Twenty years ago Paul Verhoeven’s film foresaw the nightmare of the west’s endless war with terrorists. If only the world had recognised its genius
There’s an image from Starship Troopers – 20 years old this week – that has been carved into the walls of my memory ever since I first watched it as an awestruck, acne-ridden teen.
Before this moment we had been treated to a pastiche of Hollywood military training set pieces – goofy recruits, locker-room banter, an unforgiving drill sergeant – propped up in front of cloying high school drama: saccharine romances, competitive sports and innocent musings on the future. And all performed by people who wouldn’t look out of place in an Abercrombie & Fitch advert.
Swap the word ‘bug’ for ‘terrorist’ in the film and you’d get the western media’s appraisal of the Middle East
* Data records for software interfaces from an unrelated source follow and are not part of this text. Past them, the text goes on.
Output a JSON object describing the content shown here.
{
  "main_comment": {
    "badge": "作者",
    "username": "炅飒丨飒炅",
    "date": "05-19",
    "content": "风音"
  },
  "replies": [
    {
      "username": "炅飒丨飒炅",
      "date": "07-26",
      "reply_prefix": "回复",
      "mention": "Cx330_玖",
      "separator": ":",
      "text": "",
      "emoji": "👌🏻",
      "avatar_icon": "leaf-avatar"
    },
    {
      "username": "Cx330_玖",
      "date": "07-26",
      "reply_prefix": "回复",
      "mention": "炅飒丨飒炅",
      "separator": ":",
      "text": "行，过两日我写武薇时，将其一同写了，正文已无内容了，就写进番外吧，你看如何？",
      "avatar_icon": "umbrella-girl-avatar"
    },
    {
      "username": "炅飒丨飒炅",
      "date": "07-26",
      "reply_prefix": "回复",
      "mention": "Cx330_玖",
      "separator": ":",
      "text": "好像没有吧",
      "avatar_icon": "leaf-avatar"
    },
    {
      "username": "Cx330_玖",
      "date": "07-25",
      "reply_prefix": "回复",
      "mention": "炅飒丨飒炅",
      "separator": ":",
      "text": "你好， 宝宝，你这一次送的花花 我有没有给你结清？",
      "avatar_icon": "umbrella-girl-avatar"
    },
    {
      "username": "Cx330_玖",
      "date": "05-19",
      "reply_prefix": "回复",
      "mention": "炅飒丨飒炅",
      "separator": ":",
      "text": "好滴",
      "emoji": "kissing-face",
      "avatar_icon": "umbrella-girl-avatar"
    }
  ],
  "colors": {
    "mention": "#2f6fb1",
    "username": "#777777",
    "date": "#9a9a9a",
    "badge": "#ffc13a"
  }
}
Link : Watch Starship Troopers now: it’s reality, not sci-fi